The “Missing Middle”
For many private businesses, the missing middle is the strategic bridgework spanning two visions: the entrepreneurial vision that sparks the formation of a business and the long-term vision that enables a private company to pursue goals far into the future.
Owners of private businesses are becoming more aware of the need for succession planning and are now looking to turn motivation into action. Many of them are facing two difficult decisions:
Short term: “How do I plan for the management or perpetuation of my business in the event of an unforeseen occurrence such as my death or permanent disability?”
Long term: “How and when will I perpetuate my business into the future while realizing value for what I have built?”
Before I go on, I want to provide you with several key observations:
- Only about 20% of entrepreneurs have a written succession plan.
- As much as 95% of an entrepreneur’s net worth can be made up of the equity in the business.
- Very few entrepreneurs have created a separate asset base distinct from the business.
- The majority of an entrepreneur’s income is derived from the business.
- The average time between corporate planning reviews is 10 years.
- Most firms have never had a formal valuation conducted.
- Less than 30% of privately owned businesses are successfully transferred to the second generation, and the survival rate for those transferred to the third generation is even worse—only 15 out of 100 companies.
Recently, I read an interesting article titled “Now Everybody’s a Succession Planner.” An enormous number of people are giving advice on how to do succession planning, and a lot of business owners are receiving conflicting information. We have witnessed a number of “consultants” using this hot-buzz topic to drive new revenue, with no regard to whether they have the qualified expertise and experience to actually provide this advice.
Succession planning is not solved by simply matching two companies in a business combination.
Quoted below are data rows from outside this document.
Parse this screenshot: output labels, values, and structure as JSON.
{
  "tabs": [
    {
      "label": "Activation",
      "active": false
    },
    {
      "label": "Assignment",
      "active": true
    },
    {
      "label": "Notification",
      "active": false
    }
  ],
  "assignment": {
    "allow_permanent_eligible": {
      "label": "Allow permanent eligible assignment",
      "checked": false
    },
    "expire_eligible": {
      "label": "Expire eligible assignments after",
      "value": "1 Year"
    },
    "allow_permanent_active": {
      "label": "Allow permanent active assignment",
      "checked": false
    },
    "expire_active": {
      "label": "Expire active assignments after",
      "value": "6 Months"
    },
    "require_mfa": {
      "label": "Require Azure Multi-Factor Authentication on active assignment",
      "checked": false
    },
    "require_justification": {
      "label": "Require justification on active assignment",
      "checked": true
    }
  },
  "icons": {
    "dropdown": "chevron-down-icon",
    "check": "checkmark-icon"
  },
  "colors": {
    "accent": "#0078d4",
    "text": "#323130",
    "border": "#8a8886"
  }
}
As a general definition, succession planning is the process of deciding when and how you would like the business to be managed or transitioned to protect it, its employees, its customers/clients, and its value against unforeseen events such as the premature death or permanent disability of its founder. Succession planning also considers whom you would ultimately want to leave or sell the business to and how to fund the transfer or sale. It’s a game of inches, but taken together, significant advantages can and will be achieved. Often, the pitfall is counting any advantage as too small or not worth it at all. The succession planning decisions you make now, or elect not to make, will be a major factor in deciding the future of your organization.
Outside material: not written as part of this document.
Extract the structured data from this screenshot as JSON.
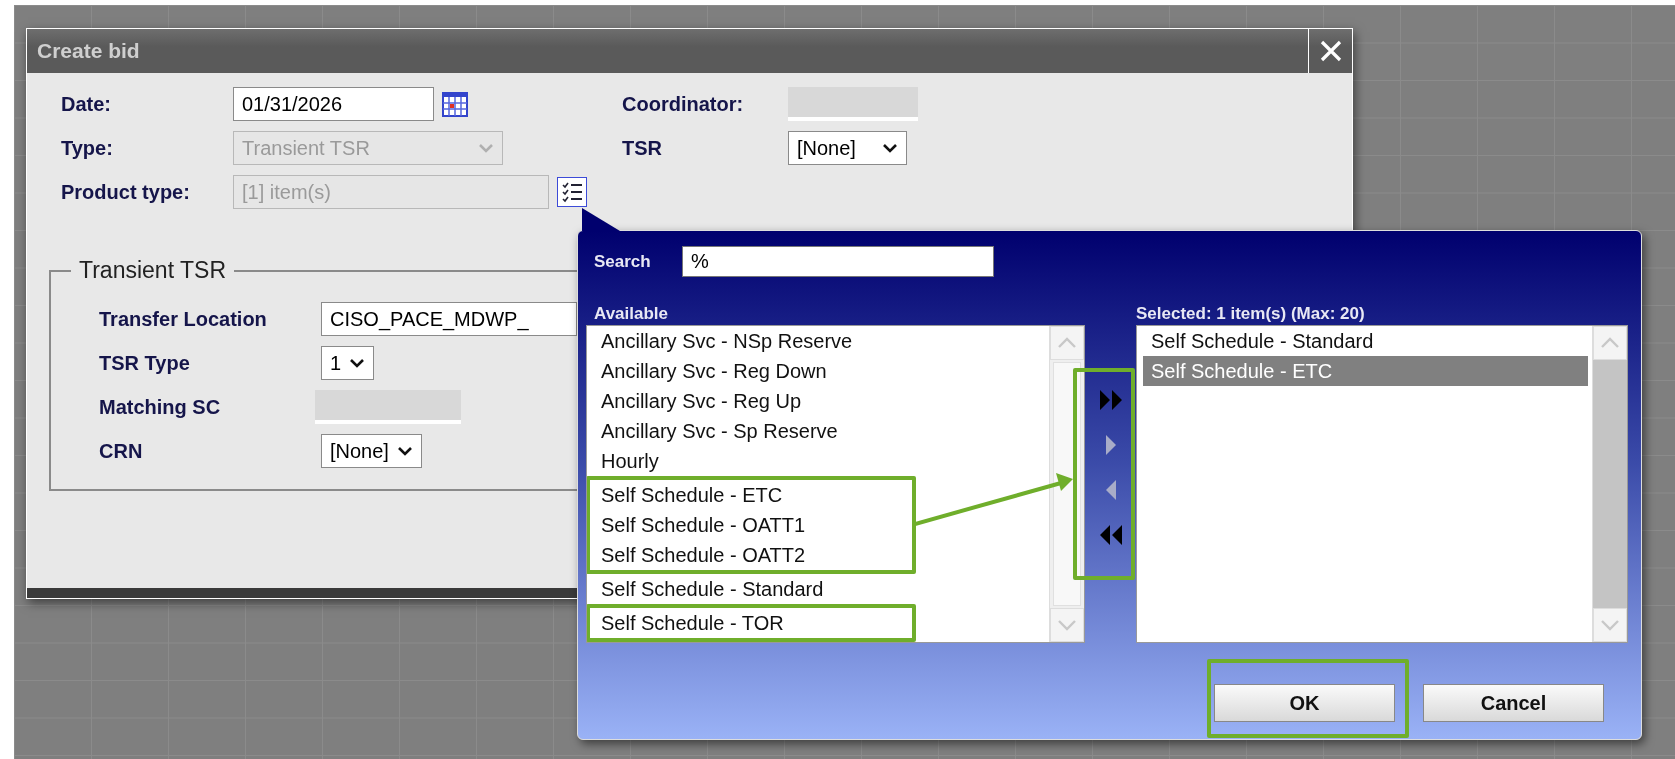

A succession plan needs to recognize that your current strategic plan and ownership objectives each play a significant role in the ultimate shape of the organization. A business owner must pull together experts from numerous disciplines—such as tax, legal, finance, valuation, business consulting, and investment banking—to present realistic, attainable, and tailored options. The succession planning process needs to challenge your thinking about your immediate situation and current business and future goals to develop a detailed roadmap customized for your firm and situation, with actionable recommendations and timelines. Just as important, you need to plan for issues that may not be apparent now but could affect the business going forward.
Once a plan is implemented, it is not complete. As you continue to operate your organization for the next several years, your business model will continue to transform and evolve, and your succession plan needs to provide a framework for consistency and continuity. Added personnel; enhanced depth and breadth of offerings, services, and products; and potential future acquisitions will undoubtedly alter the composition and dynamics of your business. Even though these changes may be minor and incremental, over time and taken collectively, they have the potential to materially affect the business and therefore should be recognized and addressed.
Developing long-term and emergency succession plans is a business owner’s fundamental responsibility, one that should be addressed on a regular basis and in advance of when the plans are actually needed. Long-term succession planning is significantly more complex than simply identifying the next CEO. Leading companies approach succession planning as an integral part of long-term strategic planning and the development of executive talent. Plans should include flexibility for changes as the corporate strategy shifts. A regular reevaluation of the succession plan not only mitigates the risks associated with leadership transitions, but also capitalizes on strategic and developmental opportunities.
A Tremendous Opportunity
At its best, effective, long-term succession planning involves an organizational commitment to developing a robust leadership pipeline and reinforcing the company’s vision and values.
It creates opportunities to define the company’s long-term strategic goals and challenges, identify the qualifications and expertise required to meet the company’s needs, and actively develop the diverse teams required to achieve success and build sustainable value. Succession planning is not merely part of a sound strategic plan—it’s a tremendous opportunity to perpetuate your values into the future.